--- START ---
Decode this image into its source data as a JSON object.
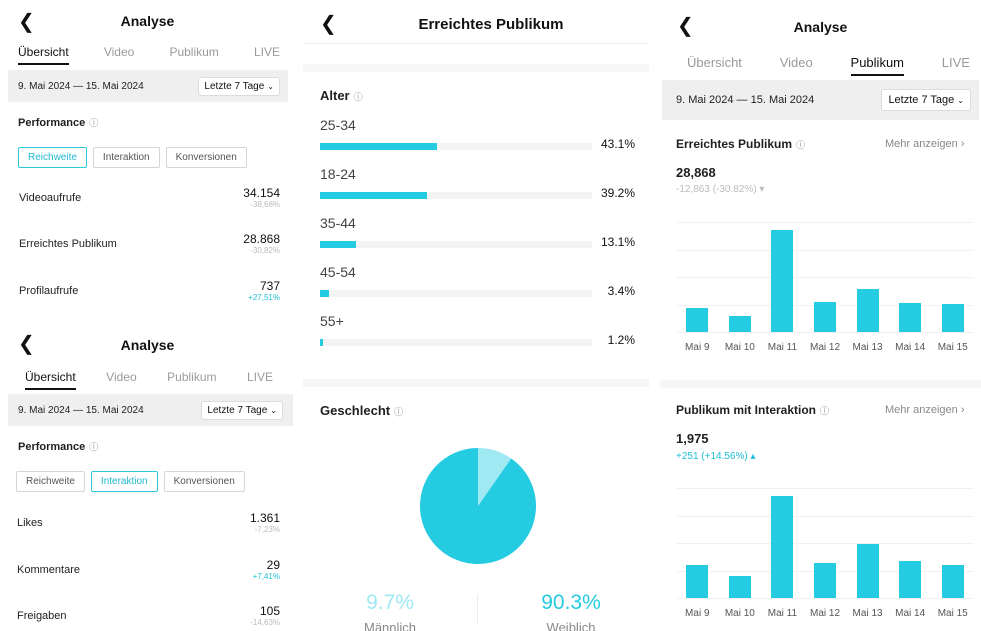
{
  "analyse_title": "Analyse",
  "tabs": [
    "Übersicht",
    "Video",
    "Publikum",
    "LIVE"
  ],
  "date_range": "9. Mai 2024 — 15. Mai 2024",
  "date_select": "Letzte 7 Tage",
  "performance_label": "Performance",
  "segments": [
    "Reichweite",
    "Interaktion",
    "Konversionen"
  ],
  "panel_top_left": {
    "active_segment": "Reichweite",
    "metrics": [
      {
        "label": "Videoaufrufe",
        "value": "34.154",
        "change": "-38,68%"
      },
      {
        "label": "Erreichtes Publikum",
        "value": "28.868",
        "change": "-30,82%"
      },
      {
        "label": "Profilaufrufe",
        "value": "737",
        "change": "+27,51%"
      }
    ]
  },
  "panel_bottom_left": {
    "active_segment": "Interaktion",
    "metrics": [
      {
        "label": "Likes",
        "value": "1.361",
        "change": "-7,23%"
      },
      {
        "label": "Kommentare",
        "value": "29",
        "change": "+7,41%"
      },
      {
        "label": "Freigaben",
        "value": "105",
        "change": "-14,63%"
      }
    ]
  },
  "panel_middle": {
    "title": "Erreichtes Publikum",
    "age_header": "Alter",
    "age_groups": [
      {
        "label": "25-34",
        "pct_text": "43.1%",
        "pct": 43.1
      },
      {
        "label": "18-24",
        "pct_text": "39.2%",
        "pct": 39.2
      },
      {
        "label": "35-44",
        "pct_text": "13.1%",
        "pct": 13.1
      },
      {
        "label": "45-54",
        "pct_text": "3.4%",
        "pct": 3.4
      },
      {
        "label": "55+",
        "pct_text": "1.2%",
        "pct": 1.2
      }
    ],
    "gender_header": "Geschlecht",
    "gender": [
      {
        "label": "Männlich",
        "pct_text": "9.7%",
        "pct": 9.7,
        "color": "#9fe9f3"
      },
      {
        "label": "Weiblich",
        "pct_text": "90.3%",
        "pct": 90.3,
        "color": "#25cbe0"
      }
    ]
  },
  "panel_right": {
    "date_range": "9. Mai 2024 — 15. Mai 2024",
    "active_tab": "Publikum",
    "more_label": "Mehr anzeigen",
    "reached": {
      "title": "Erreichtes Publikum",
      "value": "28,868",
      "change": "-12,863 (-30.82%)",
      "change_icon": "down-arrow-icon"
    },
    "engaged": {
      "title": "Publikum mit Interaktion",
      "value": "1,975",
      "change": "+251 (+14.56%)",
      "change_icon": "up-arrow-icon"
    }
  },
  "chart_data": [
    {
      "type": "bar",
      "categories": [
        "Mai 9",
        "Mai 10",
        "Mai 11",
        "Mai 12",
        "Mai 13",
        "Mai 14",
        "Mai 15"
      ],
      "values": [
        2300,
        1500,
        9800,
        2900,
        4100,
        2800,
        2700
      ],
      "title": "Erreichtes Publikum",
      "xlabel": "",
      "ylabel": "",
      "grid": true
    },
    {
      "type": "bar",
      "categories": [
        "Mai 9",
        "Mai 10",
        "Mai 11",
        "Mai 12",
        "Mai 13",
        "Mai 14",
        "Mai 15"
      ],
      "values": [
        180,
        120,
        550,
        190,
        290,
        200,
        180
      ],
      "title": "Publikum mit Interaktion",
      "xlabel": "",
      "ylabel": "",
      "grid": true
    }
  ],
  "colors": {
    "accent": "#25cbe0",
    "accent_light": "#9fe9f3",
    "text": "#111111",
    "muted": "#9a9a9a"
  }
}
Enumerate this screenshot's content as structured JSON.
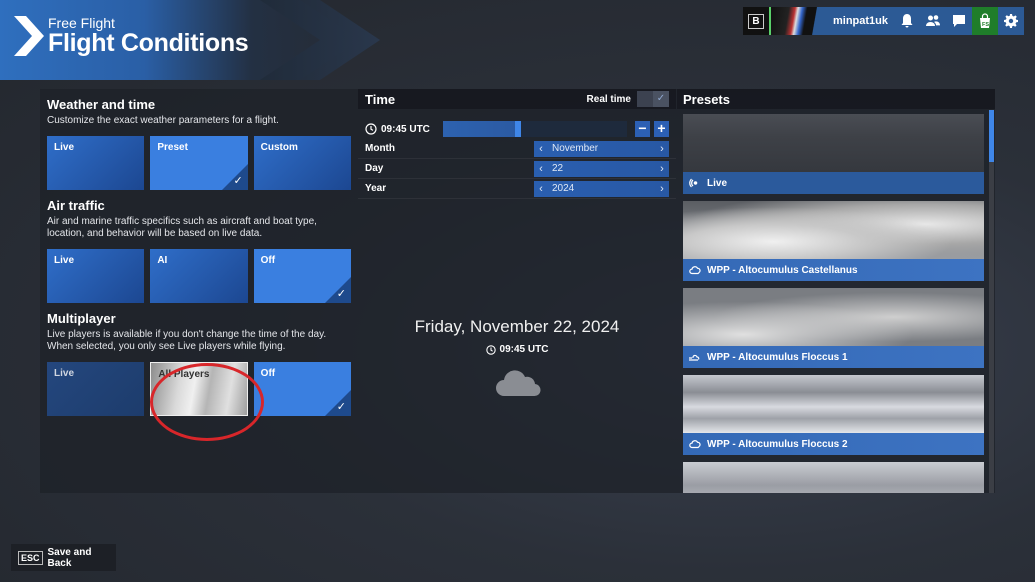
{
  "header": {
    "subtitle": "Free Flight",
    "title": "Flight Conditions"
  },
  "userbar": {
    "badge": "B",
    "username": "minpat1uk",
    "icons": [
      "bell-icon",
      "friends-icon",
      "chat-icon",
      "store-icon",
      "gear-icon"
    ],
    "store_label": "FS"
  },
  "weather": {
    "title": "Weather and time",
    "description": "Customize the exact weather parameters for a flight.",
    "options": [
      {
        "label": "Live",
        "selected": false
      },
      {
        "label": "Preset",
        "selected": true
      },
      {
        "label": "Custom",
        "selected": false
      }
    ]
  },
  "air_traffic": {
    "title": "Air traffic",
    "description": "Air and marine traffic specifics such as aircraft and boat type, location, and behavior will be based on live data.",
    "options": [
      {
        "label": "Live",
        "selected": false
      },
      {
        "label": "AI",
        "selected": false
      },
      {
        "label": "Off",
        "selected": true
      }
    ]
  },
  "multiplayer": {
    "title": "Multiplayer",
    "description": "Live players is available if you don't change the time of the day. When selected, you only see Live players while flying.",
    "options": [
      {
        "label": "Live",
        "selected": false,
        "disabled": true
      },
      {
        "label": "All Players",
        "selected": false,
        "highlighted": true
      },
      {
        "label": "Off",
        "selected": true
      }
    ]
  },
  "time": {
    "title": "Time",
    "real_time_label": "Real time",
    "real_time_checked": false,
    "clock_label": "09:45 UTC",
    "slider_fraction": 0.406,
    "minus": "−",
    "plus": "+",
    "fields": [
      {
        "label": "Month",
        "value": "November"
      },
      {
        "label": "Day",
        "value": "22"
      },
      {
        "label": "Year",
        "value": "2024"
      }
    ],
    "full_date": "Friday, November 22, 2024",
    "full_time": "09:45 UTC",
    "weather_icon": "cloud-icon"
  },
  "presets": {
    "title": "Presets",
    "items": [
      {
        "label": "Live",
        "icon": "live-signal-icon"
      },
      {
        "label": "WPP - Altocumulus Castellanus",
        "icon": "cloud-icon"
      },
      {
        "label": "WPP - Altocumulus Floccus 1",
        "icon": "cloud-wind-icon"
      },
      {
        "label": "WPP - Altocumulus Floccus 2",
        "icon": "cloud-icon"
      },
      {
        "label": "",
        "icon": ""
      }
    ]
  },
  "footer": {
    "key": "ESC",
    "save_back_label": "Save and Back"
  },
  "colors": {
    "accent": "#3a7fe0",
    "tile": "#2f6ec9",
    "annotation": "#d8262a",
    "store": "#1f7d2a"
  }
}
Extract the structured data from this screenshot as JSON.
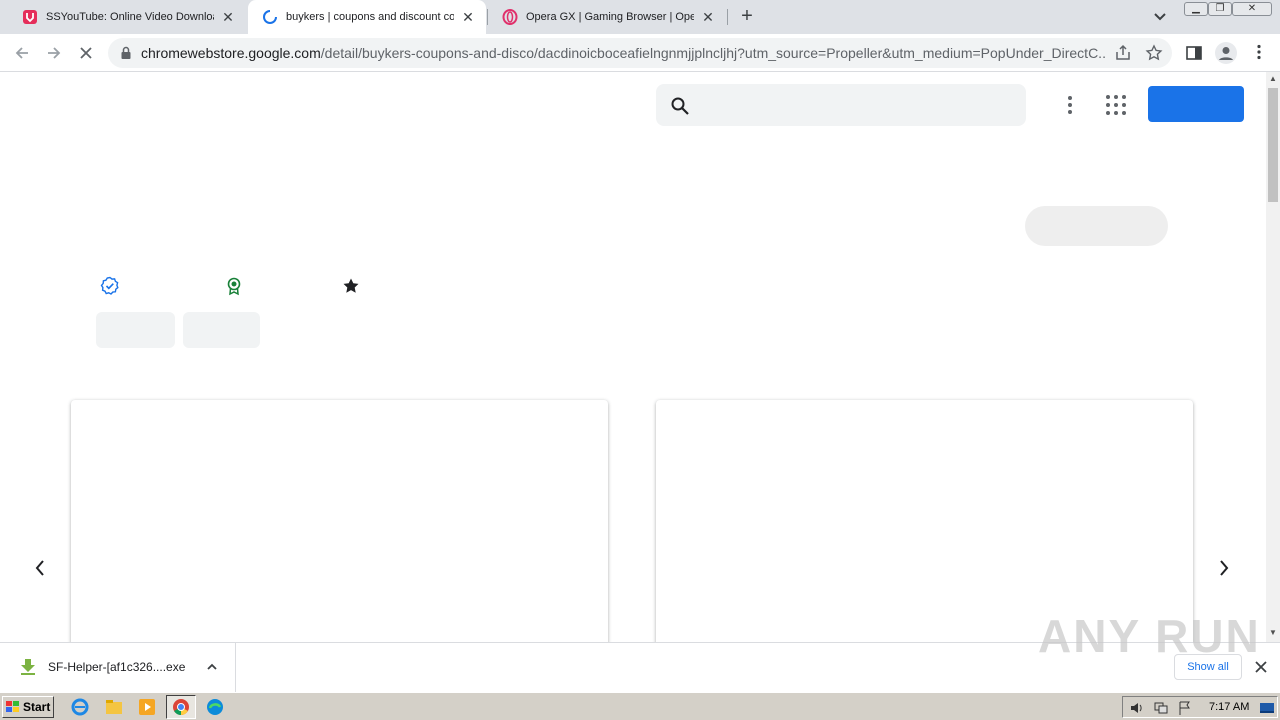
{
  "tabs": [
    {
      "title": "SSYouTube: Online Video Downloader",
      "favicon": "ssyoutube-icon",
      "active": false
    },
    {
      "title": "buykers | coupons and discount codes",
      "favicon": "loading-spinner-icon",
      "active": true
    },
    {
      "title": "Opera GX | Gaming Browser | Opera",
      "favicon": "opera-icon",
      "active": false
    }
  ],
  "address_bar": {
    "host": "chromewebstore.google.com",
    "path": "/detail/buykers-coupons-and-disco/dacdinoicboceafielngnmjjplncljhj?utm_source=Propeller&utm_medium=PopUnder_DirectC..."
  },
  "download_bar": {
    "file_name": "SF-Helper-[af1c326....exe",
    "show_all_label": "Show all"
  },
  "watermark": "ANY RUN",
  "taskbar": {
    "start_label": "Start",
    "clock": "7:17 AM"
  },
  "colors": {
    "accent": "#1a73e8",
    "verified": "#1a73e8",
    "featured": "#188038",
    "star": "#202124"
  }
}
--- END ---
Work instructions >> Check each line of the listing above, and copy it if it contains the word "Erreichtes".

Result of the exercise >>
        "label": "Erreichtes Publikum",
    "title": "Erreichtes Publikum",
      "title": "Erreichtes Publikum",
      "title": "Erreichtes Publikum",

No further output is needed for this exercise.